In my paraplanning career, I’ve not known anything other than being an outsourced paraplanner. In eight years of developing Wiltshire Paraplanning – and speaking with my long-standing clients – I have established a good system. This is my advice on what you need to consider.
As a paraplanner and a leader, be supportive of others. Have a can-do mentality and remember, we are all human beings!
Find good in every situation and show passion in what you do.
This works both ways, encourage your clients to talk to you from the beginning. The paraplanner needs to:
- keep the adviser updated on where they are with cases
- provide realistic turnaround times, and
- never over promise.
The adviser can then manage client expectations.
And make time to check in with clients – to talk business and life – and to listen.
It’s by listening that I pick up on what matters most to our clients and implement new ideas to provide an even better service.
Clear service standards
Clients greatly appreciate clear service standards. It’s also important to manage the number of clients you are dealing with at any one time.
That way you can provide a consistent service. And, as a result, your clients will feel assured and relaxed that the work is in hand and being dealt with efficiently.
Attention to detail
I love the details! These include:
- a client’s personal objectives
- ensuring everything flows from the fact-find to the suitability report
- checking for spelling mistakes, grammatical errors, and
- most importantly compliance.
Don’t apply the same label to every report, watch the jargon and keep it personal! Creating a robust handover process will help with this.

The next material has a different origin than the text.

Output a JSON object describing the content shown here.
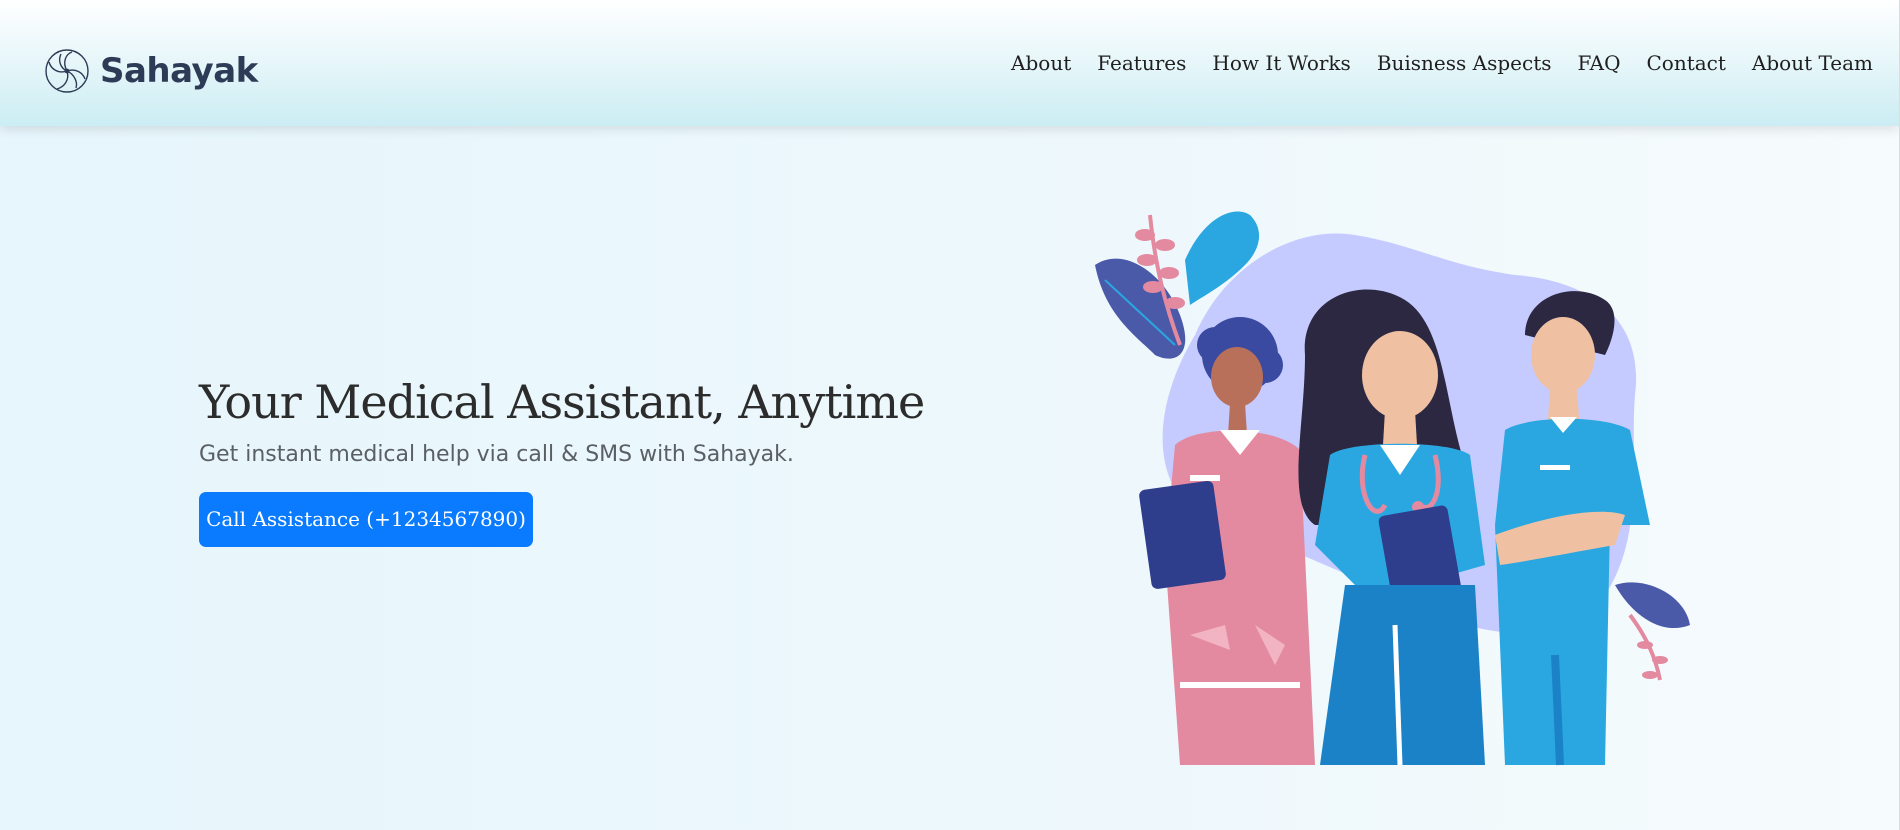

The final product needs to be professional. This is your brand so your work needs to be as near-perfect as it can be.
Speed of service

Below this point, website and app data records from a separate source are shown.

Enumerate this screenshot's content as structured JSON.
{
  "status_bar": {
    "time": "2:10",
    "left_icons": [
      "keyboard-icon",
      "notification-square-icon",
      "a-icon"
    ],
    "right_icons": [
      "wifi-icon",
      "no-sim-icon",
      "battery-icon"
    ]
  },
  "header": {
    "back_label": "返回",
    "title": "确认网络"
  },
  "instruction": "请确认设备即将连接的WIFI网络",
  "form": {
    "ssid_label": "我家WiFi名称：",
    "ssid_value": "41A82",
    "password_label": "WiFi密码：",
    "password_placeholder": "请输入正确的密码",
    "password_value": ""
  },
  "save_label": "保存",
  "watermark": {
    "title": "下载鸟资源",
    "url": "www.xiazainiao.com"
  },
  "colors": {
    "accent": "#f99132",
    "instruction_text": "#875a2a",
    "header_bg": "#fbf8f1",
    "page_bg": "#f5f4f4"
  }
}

The most common question I am asked is “How long will it take?”
Be realistic, set timescales that you can stick to and continue to communicate. And you need to be well organised so you can be efficient.
I’ve often found that, by the time we receive the case, the advisers have already spent weeks on it and it’s usually their first transaction with the client. That means time is of the essence.

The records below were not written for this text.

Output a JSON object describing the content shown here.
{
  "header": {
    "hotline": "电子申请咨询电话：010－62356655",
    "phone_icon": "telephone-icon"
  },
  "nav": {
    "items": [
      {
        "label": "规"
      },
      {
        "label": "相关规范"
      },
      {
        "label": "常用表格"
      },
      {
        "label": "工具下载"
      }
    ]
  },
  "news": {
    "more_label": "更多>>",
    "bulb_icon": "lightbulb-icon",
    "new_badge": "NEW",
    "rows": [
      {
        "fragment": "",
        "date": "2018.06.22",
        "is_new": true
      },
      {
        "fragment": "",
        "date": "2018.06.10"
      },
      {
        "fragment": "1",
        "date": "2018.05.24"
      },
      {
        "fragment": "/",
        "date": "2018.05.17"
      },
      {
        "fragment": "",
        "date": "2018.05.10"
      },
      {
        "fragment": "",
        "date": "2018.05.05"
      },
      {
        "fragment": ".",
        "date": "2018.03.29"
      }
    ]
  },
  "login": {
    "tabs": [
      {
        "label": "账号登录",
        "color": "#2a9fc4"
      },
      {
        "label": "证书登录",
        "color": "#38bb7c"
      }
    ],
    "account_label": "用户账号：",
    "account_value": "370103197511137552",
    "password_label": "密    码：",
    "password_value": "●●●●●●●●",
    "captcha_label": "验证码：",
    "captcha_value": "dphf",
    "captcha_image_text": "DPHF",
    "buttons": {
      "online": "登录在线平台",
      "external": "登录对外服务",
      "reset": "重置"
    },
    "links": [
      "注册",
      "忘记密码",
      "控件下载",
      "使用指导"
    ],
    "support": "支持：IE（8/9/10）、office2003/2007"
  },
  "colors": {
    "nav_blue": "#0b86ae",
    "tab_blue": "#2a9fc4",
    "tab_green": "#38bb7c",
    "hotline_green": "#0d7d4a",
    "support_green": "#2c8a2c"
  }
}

Do all that you can within your control.
Certainly not a deal breaker but it pays to have built up a good reputation before charging the earth.
Do some research on companies in your area. But remember you’re always going to be too expensive or too cheap for some.
Give time and thought to what you charge but base it on your experience and ‘worth’.
In times like these, it’s important to adapt to changing circumstances, uplift and mentor, to enable people to help each other and the business.
Adapting means asking questions like where can we add value, in what ways, that our clients need now?
I have found this adds value to the service we provide, which in turn helps our clients’ business continuity in such a strange time!
Clearly, any paraplanner needs a good level of technical knowledge. But it is even better if you have a diverse range of knowledge across different advice areas. This will expand what services you can provide.
For 99% of the time, advisers will be looking for someone who is at least Diploma qualified. Get yourself out there, reach out to risk managers and build your own network.
Ashley has worked in the UK financial services industry for 14 years.
Since 2014, she has run her own outsourced paraplanning business, Wiltshire Paraplanning, which was shortlisted for the Outsourced Paraplanner of the Year Award 2019 by Professional Paraplanner.
Ashley is a coach and mentor to her team who consistently provide suitable submissions.
Find out about our Diploma in Paraplanning (DipPP)